»»

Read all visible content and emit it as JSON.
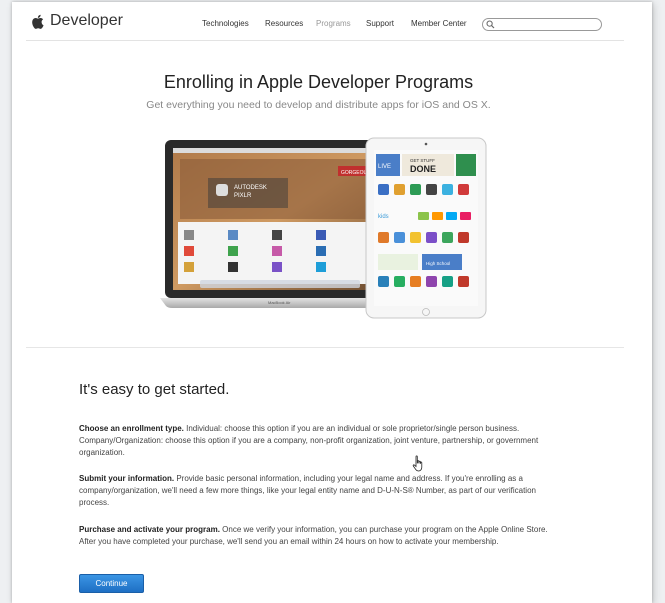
{
  "nav": {
    "logo_text": "Developer",
    "links": [
      "Technologies",
      "Resources",
      "Programs",
      "Support",
      "Member Center"
    ],
    "active_link": "Programs",
    "search_placeholder": ""
  },
  "hero": {
    "title": "Enrolling in Apple Developer Programs",
    "subtitle": "Get everything you need to develop and distribute apps for iOS and OS X."
  },
  "devices": {
    "laptop_app_title": "AUTODESK\nPIXLR",
    "laptop_badge": "GORGEOUS",
    "laptop_label": "MacBook Air",
    "tablet_banner_top": "GET STUFF",
    "tablet_banner": "DONE",
    "tablet_live": "LIVE",
    "tablet_kids": "kids",
    "tablet_school": "High School"
  },
  "steps": {
    "title": "It's easy to get started.",
    "items": [
      {
        "heading": "Choose an enrollment type.",
        "text": " Individual: choose this option if you are an individual or sole proprietor/single person business. Company/Organization: choose this option if you are a company, non-profit organization, joint venture, partnership, or government organization."
      },
      {
        "heading": "Submit your information.",
        "text": " Provide basic personal information, including your legal name and address. If you're enrolling as a company/organization, we'll need a few more things, like your legal entity name and D-U-N-S® Number, as part of our verification process."
      },
      {
        "heading": "Purchase and activate your program.",
        "text": " Once we verify your information, you can purchase your program on the Apple Online Store. After you have completed your purchase, we'll send you an email within 24 hours on how to activate your membership."
      }
    ],
    "button_label": "Continue"
  },
  "colors": {
    "button": "#2a7fd3",
    "link": "#333333",
    "active_link": "#999999"
  }
}
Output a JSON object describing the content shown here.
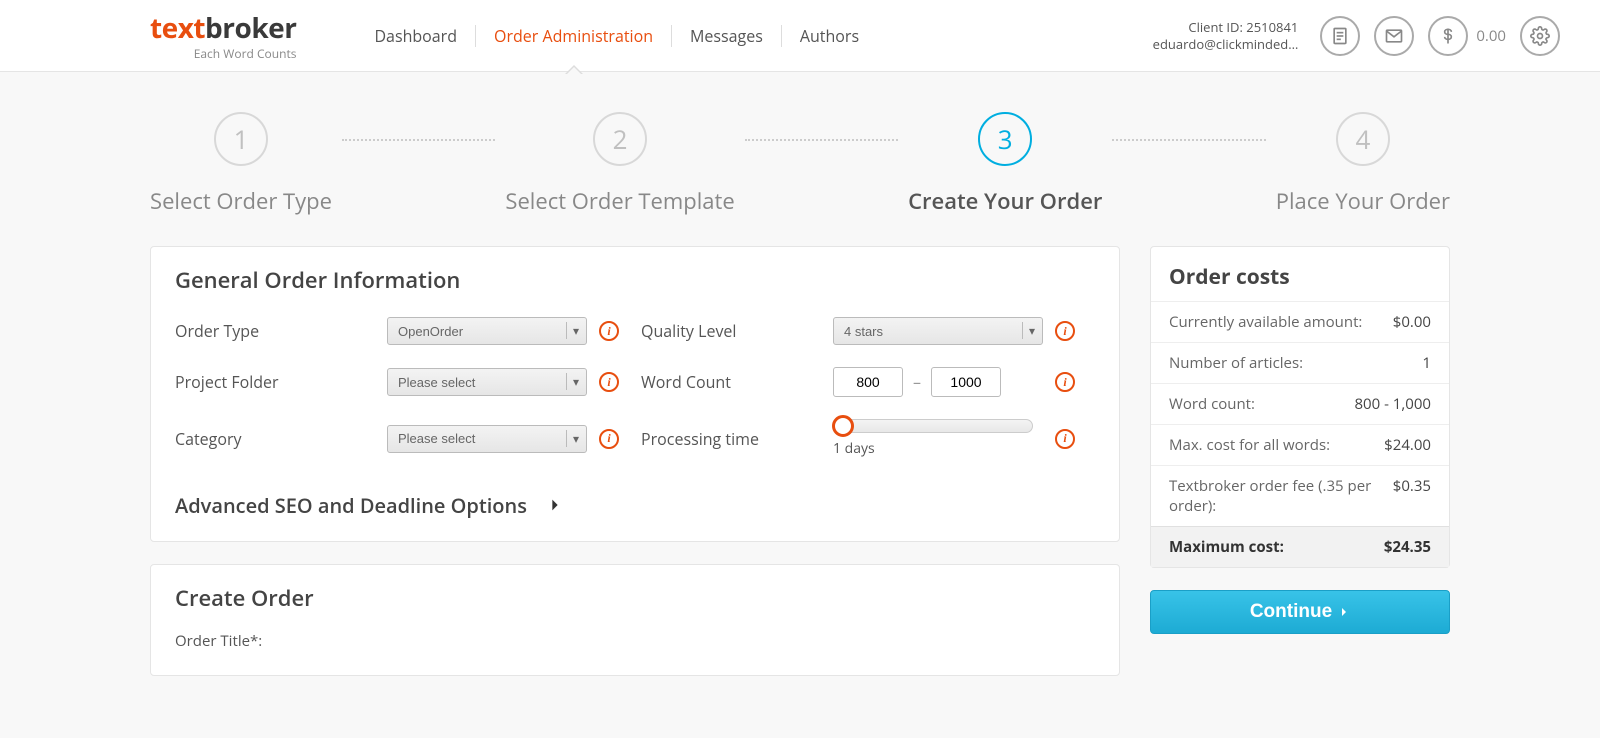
{
  "logo": {
    "part1": "text",
    "part2": "broker",
    "tagline": "Each Word Counts"
  },
  "nav": {
    "dashboard": "Dashboard",
    "order_admin": "Order Administration",
    "messages": "Messages",
    "authors": "Authors"
  },
  "client": {
    "id_label": "Client ID: 2510841",
    "email": "eduardo@clickminded…"
  },
  "balance": "0.00",
  "steps": {
    "s1": {
      "num": "1",
      "label": "Select Order Type"
    },
    "s2": {
      "num": "2",
      "label": "Select Order Template"
    },
    "s3": {
      "num": "3",
      "label": "Create Your Order"
    },
    "s4": {
      "num": "4",
      "label": "Place Your Order"
    }
  },
  "general": {
    "title": "General Order Information",
    "order_type_label": "Order Type",
    "order_type_value": "OpenOrder",
    "project_folder_label": "Project Folder",
    "project_folder_value": "Please select",
    "category_label": "Category",
    "category_value": "Please select",
    "quality_label": "Quality Level",
    "quality_value": "4 stars",
    "word_count_label": "Word Count",
    "word_min": "800",
    "word_max": "1000",
    "processing_label": "Processing time",
    "processing_value": "1 days",
    "advanced_label": "Advanced SEO and Deadline Options"
  },
  "create": {
    "title": "Create Order",
    "order_title_label": "Order Title*:"
  },
  "costs": {
    "title": "Order costs",
    "available_label": "Currently available amount:",
    "available_value": "$0.00",
    "articles_label": "Number of articles:",
    "articles_value": "1",
    "wordcount_label": "Word count:",
    "wordcount_value": "800 - 1,000",
    "max_label": "Max. cost for all words:",
    "max_value": "$24.00",
    "fee_label": "Textbroker order fee (.35 per order):",
    "fee_value": "$0.35",
    "total_label": "Maximum cost:",
    "total_value": "$24.35"
  },
  "continue": "Continue"
}
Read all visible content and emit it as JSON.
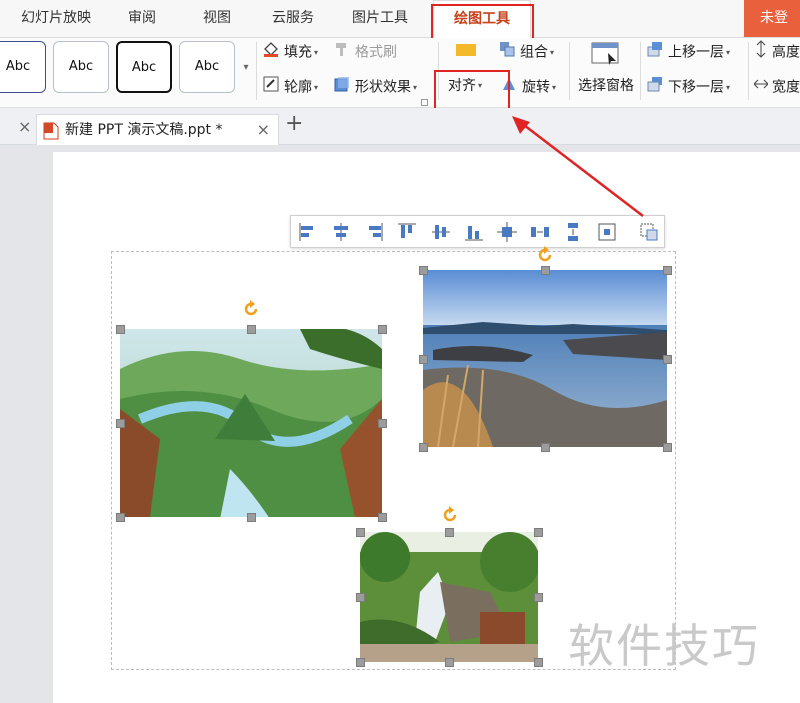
{
  "tabs": [
    {
      "label": "幻灯片放映",
      "active": false
    },
    {
      "label": "审阅",
      "active": false
    },
    {
      "label": "视图",
      "active": false
    },
    {
      "label": "云服务",
      "active": false
    },
    {
      "label": "图片工具",
      "active": false
    },
    {
      "label": "绘图工具",
      "active": true
    }
  ],
  "login_label": "未登",
  "ribbon": {
    "shape_styles": [
      "Abc",
      "Abc",
      "Abc",
      "Abc"
    ],
    "fill_label": "填充",
    "format_painter_label": "格式刷",
    "outline_label": "轮廓",
    "shape_effects_label": "形状效果",
    "group_label": "组合",
    "align_label": "对齐",
    "rotate_label": "旋转",
    "selection_pane_label": "选择窗格",
    "bring_forward_label": "上移一层",
    "send_backward_label": "下移一层",
    "height_label": "高度",
    "width_label": "宽度"
  },
  "document": {
    "tab_title": "新建 PPT 演示文稿.ppt *"
  },
  "align_toolbar": {
    "buttons": [
      "align-left",
      "align-center",
      "align-right",
      "align-top",
      "align-middle",
      "align-bottom",
      "distribute-center",
      "distribute-horizontal",
      "distribute-vertical",
      "align-to-slide",
      "select-objects"
    ]
  },
  "pictures": [
    {
      "name": "fantasy-valley-landscape"
    },
    {
      "name": "seaside-rocks-landscape"
    },
    {
      "name": "waterfall-forest-landscape"
    }
  ],
  "watermark": "软件技巧",
  "colors": {
    "accent": "#c8411b",
    "highlight": "#e02424",
    "login_bg": "#e8603c"
  }
}
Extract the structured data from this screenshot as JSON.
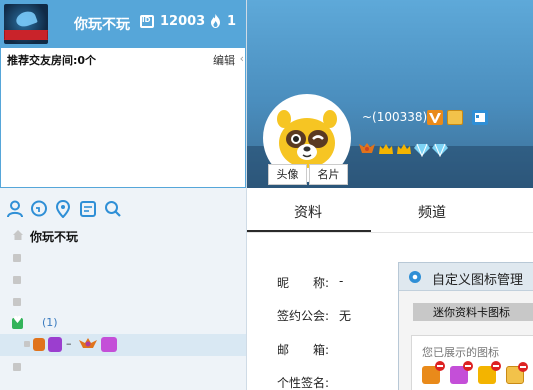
{
  "header": {
    "nickname": "你玩不玩",
    "id_number": "12003",
    "fire_count": "1"
  },
  "recommend": {
    "label": "推荐交友房间:0个",
    "edit_label": "编辑",
    "edit_chevron": "‹"
  },
  "tree": {
    "root_label": "你玩不玩",
    "group_count": "(1)",
    "member_dash": "–"
  },
  "profile": {
    "uid": "~(100338)",
    "avatar_btn": "头像",
    "card_btn": "名片"
  },
  "tabs": [
    {
      "label": "资料"
    },
    {
      "label": "频道"
    }
  ],
  "info": {
    "nickname_label": "昵　　称:",
    "nickname_value": "-",
    "guild_label": "签约公会:",
    "guild_value": "无",
    "email_label": "邮　　箱:",
    "signature_label": "个性签名:"
  },
  "dialog": {
    "title": "自定义图标管理",
    "tab": "迷你资料卡图标",
    "section_label": "您已展示的图标"
  },
  "colors": {
    "header_bg": "#56a6d9",
    "banner_top": "#5ea9d9",
    "accent_green": "#33b35a",
    "link_blue": "#3a7bbf"
  }
}
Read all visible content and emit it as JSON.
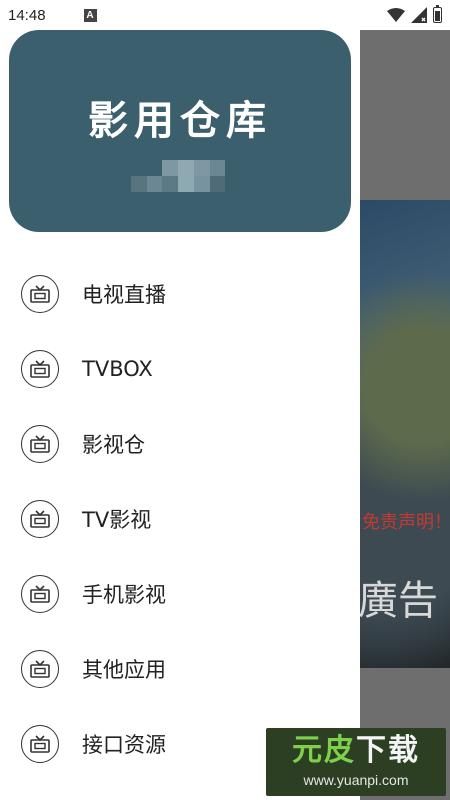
{
  "status_bar": {
    "time": "14:48",
    "a_badge": "A"
  },
  "drawer": {
    "header_title": "影用仓库",
    "header_color": "#3c5f6d",
    "items": [
      {
        "label": "电视直播",
        "icon": "tv-icon"
      },
      {
        "label": "TVBOX",
        "icon": "tv-icon"
      },
      {
        "label": "影视仓",
        "icon": "tv-icon"
      },
      {
        "label": "TV影视",
        "icon": "tv-icon"
      },
      {
        "label": "手机影视",
        "icon": "tv-icon"
      },
      {
        "label": "其他应用",
        "icon": "tv-icon"
      },
      {
        "label": "接口资源",
        "icon": "tv-icon"
      }
    ]
  },
  "background": {
    "text_1": "免责声明！",
    "text_2": "廣告"
  },
  "watermark": {
    "main_1": "元皮",
    "main_2": "下载",
    "url": "www.yuanpi.com"
  }
}
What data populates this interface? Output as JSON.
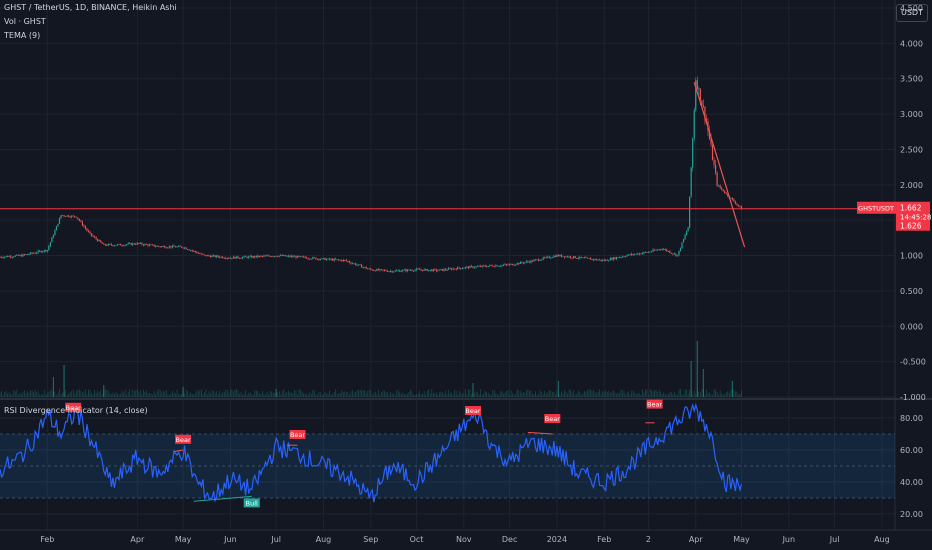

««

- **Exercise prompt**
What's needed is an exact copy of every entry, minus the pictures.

- **Solution for this exercise**
Read all visible content and emit it as JSON.
{
  "nav": {
    "logo_text": "Developer",
    "links": [
      "Technologies",
      "Resources",
      "Programs",
      "Support",
      "Member Center"
    ],
    "active_link": "Programs",
    "search_placeholder": ""
  },
  "hero": {
    "title": "Enrolling in Apple Developer Programs",
    "subtitle": "Get everything you need to develop and distribute apps for iOS and OS X."
  },
  "devices": {
    "laptop_app_title": "AUTODESK\nPIXLR",
    "laptop_badge": "GORGEOUS",
    "laptop_label": "MacBook Air",
    "tablet_banner_top": "GET STUFF",
    "tablet_banner": "DONE",
    "tablet_live": "LIVE",
    "tablet_kids": "kids",
    "tablet_school": "High School"
  },
  "steps": {
    "title": "It's easy to get started.",
    "items": [
      {
        "heading": "Choose an enrollment type.",
        "text": " Individual: choose this option if you are an individual or sole proprietor/single person business. Company/Organization: choose this option if you are a company, non-profit organization, joint venture, partnership, or government organization."
      },
      {
        "heading": "Submit your information.",
        "text": " Provide basic personal information, including your legal name and address. If you're enrolling as a company/organization, we'll need a few more things, like your legal entity name and D-U-N-S® Number, as part of our verification process."
      },
      {
        "heading": "Purchase and activate your program.",
        "text": " Once we verify your information, you can purchase your program on the Apple Online Store. After you have completed your purchase, we'll send you an email within 24 hours on how to activate your membership."
      }
    ],
    "button_label": "Continue"
  },
  "colors": {
    "button": "#2a7fd3",
    "link": "#333333",
    "active_link": "#999999"
  }
}
Output a JSON object describing the content shown here.
{
  "logo": {
    "part1": "text",
    "part2": "broker",
    "tagline": "Each Word Counts"
  },
  "nav": {
    "dashboard": "Dashboard",
    "order_admin": "Order Administration",
    "messages": "Messages",
    "authors": "Authors"
  },
  "client": {
    "id_label": "Client ID: 2510841",
    "email": "eduardo@clickminded…"
  },
  "balance": "0.00",
  "steps": {
    "s1": {
      "num": "1",
      "label": "Select Order Type"
    },
    "s2": {
      "num": "2",
      "label": "Select Order Template"
    },
    "s3": {
      "num": "3",
      "label": "Create Your Order"
    },
    "s4": {
      "num": "4",
      "label": "Place Your Order"
    }
  },
  "general": {
    "title": "General Order Information",
    "order_type_label": "Order Type",
    "order_type_value": "OpenOrder",
    "project_folder_label": "Project Folder",
    "project_folder_value": "Please select",
    "category_label": "Category",
    "category_value": "Please select",
    "quality_label": "Quality Level",
    "quality_value": "4 stars",
    "word_count_label": "Word Count",
    "word_min": "800",
    "word_max": "1000",
    "processing_label": "Processing time",
    "processing_value": "1 days",
    "advanced_label": "Advanced SEO and Deadline Options"
  },
  "create": {
    "title": "Create Order",
    "order_title_label": "Order Title*:"
  },
  "costs": {
    "title": "Order costs",
    "available_label": "Currently available amount:",
    "available_value": "$0.00",
    "articles_label": "Number of articles:",
    "articles_value": "1",
    "wordcount_label": "Word count:",
    "wordcount_value": "800 - 1,000",
    "max_label": "Max. cost for all words:",
    "max_value": "$24.00",
    "fee_label": "Textbroker order fee (.35 per order):",
    "fee_value": "$0.35",
    "total_label": "Maximum cost:",
    "total_value": "$24.35"
  },
  "continue": "Continue"
}
Read all visible content and emit it as JSON.
{
  "tabs": [
    {
      "label": "幻灯片放映",
      "active": false
    },
    {
      "label": "审阅",
      "active": false
    },
    {
      "label": "视图",
      "active": false
    },
    {
      "label": "云服务",
      "active": false
    },
    {
      "label": "图片工具",
      "active": false
    },
    {
      "label": "绘图工具",
      "active": true
    }
  ],
  "login_label": "未登",
  "ribbon": {
    "shape_styles": [
      "Abc",
      "Abc",
      "Abc",
      "Abc"
    ],
    "fill_label": "填充",
    "format_painter_label": "格式刷",
    "outline_label": "轮廓",
    "shape_effects_label": "形状效果",
    "group_label": "组合",
    "align_label": "对齐",
    "rotate_label": "旋转",
    "selection_pane_label": "选择窗格",
    "bring_forward_label": "上移一层",
    "send_backward_label": "下移一层",
    "height_label": "高度",
    "width_label": "宽度"
  },
  "document": {
    "tab_title": "新建 PPT 演示文稿.ppt *"
  },
  "align_toolbar": {
    "buttons": [
      "align-left",
      "align-center",
      "align-right",
      "align-top",
      "align-middle",
      "align-bottom",
      "distribute-center",
      "distribute-horizontal",
      "distribute-vertical",
      "align-to-slide",
      "select-objects"
    ]
  },
  "pictures": [
    {
      "name": "fantasy-valley-landscape"
    },
    {
      "name": "seaside-rocks-landscape"
    },
    {
      "name": "waterfall-forest-landscape"
    }
  ],
  "watermark": "软件技巧",
  "colors": {
    "accent": "#c8411b",
    "highlight": "#e02424",
    "login_bg": "#e8603c"
  }
}
Extract the structured data from this screenshot as JSON.
{
  "header": {
    "nickname": "你玩不玩",
    "id_number": "12003",
    "fire_count": "1"
  },
  "recommend": {
    "label": "推荐交友房间:0个",
    "edit_label": "编辑",
    "edit_chevron": "‹"
  },
  "tree": {
    "root_label": "你玩不玩",
    "group_count": "(1)",
    "member_dash": "–"
  },
  "profile": {
    "uid": "~(100338)",
    "avatar_btn": "头像",
    "card_btn": "名片"
  },
  "tabs": [
    {
      "label": "资料"
    },
    {
      "label": "频道"
    }
  ],
  "info": {
    "nickname_label": "昵　　称:",
    "nickname_value": "-",
    "guild_label": "签约公会:",
    "guild_value": "无",
    "email_label": "邮　　箱:",
    "signature_label": "个性签名:"
  },
  "dialog": {
    "title": "自定义图标管理",
    "tab": "迷你资料卡图标",
    "section_label": "您已展示的图标"
  },
  "colors": {
    "header_bg": "#56a6d9",
    "banner_top": "#5ea9d9",
    "accent_green": "#33b35a",
    "link_blue": "#3a7bbf"
  }
}
Read all visible content and emit it as JSON.
{
  "status_bar": {
    "time": "14:48",
    "a_badge": "A"
  },
  "drawer": {
    "header_title": "影用仓库",
    "header_color": "#3c5f6d",
    "items": [
      {
        "label": "电视直播",
        "icon": "tv-icon"
      },
      {
        "label": "TVBOX",
        "icon": "tv-icon"
      },
      {
        "label": "影视仓",
        "icon": "tv-icon"
      },
      {
        "label": "TV影视",
        "icon": "tv-icon"
      },
      {
        "label": "手机影视",
        "icon": "tv-icon"
      },
      {
        "label": "其他应用",
        "icon": "tv-icon"
      },
      {
        "label": "接口资源",
        "icon": "tv-icon"
      }
    ]
  },
  "background": {
    "text_1": "免责声明！",
    "text_2": "廣告"
  },
  "watermark": {
    "main_1": "元皮",
    "main_2": "下载",
    "url": "www.yuanpi.com"
  }
}
What data populates this interface? Output as JSON.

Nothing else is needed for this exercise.